The place to be this week in Bolivia is Cochabamba/Quillacollo for the Virgin of Urkupiña festival. Can't make it to Bolivia right now? Then read all about the festival, the legend behind it and get a recipe for a Cochabamba specialty, chicharron.
One thing Bolivians do well is assimilate. When Catholicism arrived in Bolivia, the indigenous people didn't reject it nor did they abandon their own beliefs about natural gods, spirits, the sun and earth. Instead, they combined aspects of Catholicism with their folk traditions and created a hybrid of Catholic and folk religions. I admire the strength of the native cultures to maintain their traditions while still welcoming the new idea of Catholicism.

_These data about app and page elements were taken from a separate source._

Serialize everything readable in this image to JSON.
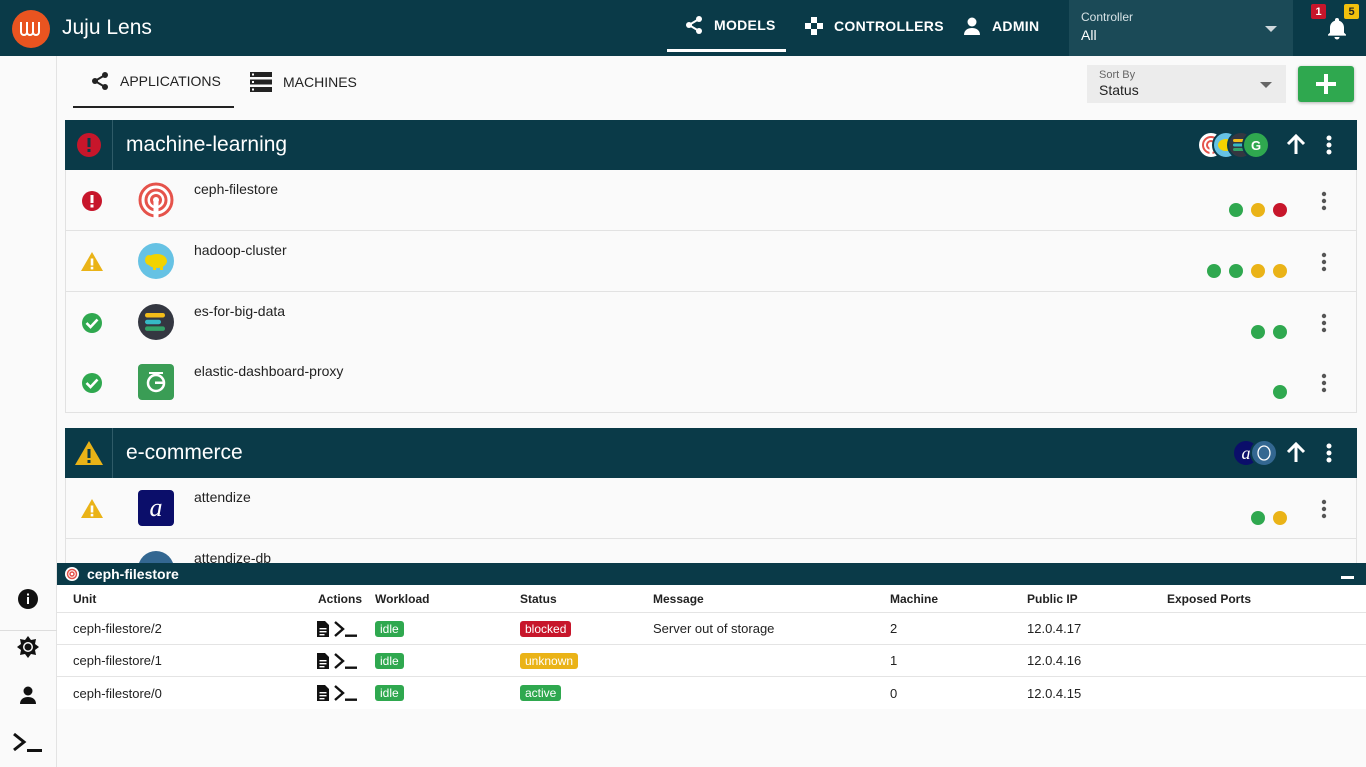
{
  "topbar": {
    "app_title": "Juju Lens",
    "nav": {
      "models": "MODELS",
      "controllers": "CONTROLLERS",
      "admin": "ADMIN"
    },
    "controller_select": {
      "label": "Controller",
      "value": "All"
    },
    "notifications": {
      "error_count": "1",
      "warning_count": "5"
    }
  },
  "tabs": {
    "applications": "APPLICATIONS",
    "machines": "MACHINES"
  },
  "sort": {
    "label": "Sort By",
    "value": "Status"
  },
  "models": [
    {
      "name": "machine-learning",
      "status": "error",
      "apps": [
        {
          "name": "ceph-filestore",
          "status": "error",
          "icon": "ceph-icon",
          "units": [
            "green",
            "yellow",
            "red"
          ]
        },
        {
          "name": "hadoop-cluster",
          "status": "warning",
          "icon": "hadoop-icon",
          "units": [
            "green",
            "green",
            "yellow",
            "yellow"
          ]
        },
        {
          "name": "es-for-big-data",
          "status": "ok",
          "icon": "elasticsearch-icon",
          "units": [
            "green",
            "green"
          ]
        },
        {
          "name": "elastic-dashboard-proxy",
          "status": "ok",
          "icon": "proxy-icon",
          "units": [
            "green"
          ]
        }
      ]
    },
    {
      "name": "e-commerce",
      "status": "warning",
      "apps": [
        {
          "name": "attendize",
          "status": "warning",
          "icon": "attendize-icon",
          "units": [
            "green",
            "yellow"
          ]
        },
        {
          "name": "attendize-db",
          "status": "ok",
          "icon": "postgresql-icon",
          "units": []
        }
      ]
    }
  ],
  "panel": {
    "title": "ceph-filestore",
    "columns": [
      "Unit",
      "Actions",
      "Workload",
      "Status",
      "Message",
      "Machine",
      "Public IP",
      "Exposed Ports"
    ],
    "rows": [
      {
        "unit": "ceph-filestore/2",
        "workload": "idle",
        "status": "blocked",
        "message": "Server out of storage",
        "machine": "2",
        "ip": "12.0.4.17",
        "ports": ""
      },
      {
        "unit": "ceph-filestore/1",
        "workload": "idle",
        "status": "unknown",
        "message": "",
        "machine": "1",
        "ip": "12.0.4.16",
        "ports": ""
      },
      {
        "unit": "ceph-filestore/0",
        "workload": "idle",
        "status": "active",
        "message": "",
        "machine": "0",
        "ip": "12.0.4.15",
        "ports": ""
      }
    ]
  },
  "colors": {
    "header": "#0a3a48",
    "green": "#2fa84f",
    "yellow": "#eab317",
    "red": "#c7162b",
    "brand": "#e95420"
  }
}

The Virgin of Urkupiña festival, which takes place in Cochabamba/Quillacollo during the third week of August (Aug. 15-17, 2010), is a key example of this fusion of religions. The festival combines honoring the Virgin of Urkupiña with honoring Pachamama/Mother Earth. This three day festival opens with a parade of energetic folkloric dancers dressed is colorful traditional costumes then moves on to the Calvario. Thousands of people flock to Quillacollo for this festival.
The legend behind this festival is that the Virgin appeared to a poor girl and told her to gather some stones from the hillside and take them to her family. By the time the girl arrived home the stones had turned to silver thus lifting the family out of poverty. It became a tradition for people to go to the Quillacollo hillside to gather stones.
These days you don't just walk along the hillside and pick up stones, you borrow a pick, climb down into a pit and hack away until you have your stones. You then have the stones blessed by Pachamama and stand in the sun in a very long line to have them blessed by the Virgin. Bring a sun hat and sunscreen! In addition to the stones people buy miniatures of all the material things they need or want, just like they do for Alasitas, and also have those items blessed. One very important thing to remember is that the stones symbolize money borrowed to help you but you must return the stones (repay the loan) to the hillside at some point in your life.
While in the Cochabamba area stop in to have some of the famous Doña Pola Chicharron. Doña Pola is a woman who has made a living out of making some of the best Chicharron around. I'm not sure what her secret is but it might have to do with the large copper kettle she uses. If you would like to try making Chicharron yourself, try the recipe below and remember that long slow cooking is best.
Recipe: Chicharron/Crispy Pork
4-5 lbs pork ribs or pork shoulder
1 lb of canned hominy or dried mote soaked in water overnight
2 medium white onions
2 T ground aji colorado (or to taste) or other dried red chile
Salt to taste
Black pepper to taste
2 t cumin
1 T oregano
4-5 cloves garlic, minced or to taste
Juice of one lemon
Beer or Chicha, optional
- If using dry mote, soak in unsalted warm water overnight then without changing the water bring to a boil then reduce heat and simmer until tender.
- Grind the black pepper, cumin, garlic, aji de colorado, lemon and oregano together to form a paste
- Rub the paste over the pork ribs and let sit for about 15 minutes.
- In a large dutch oven, add enough canola oil to cover the bottom of the pot 1/4 inch deep.
- Salt the pork ribs and add to the pot.
- Cook slowly over a low flame, turning occasionally. Cook until pork is crispy. Add a little beer or chicha if desired for flavor.
To learn more about Noly's World Cuisine or to order Salteñas visit www.nolys.vpweb.com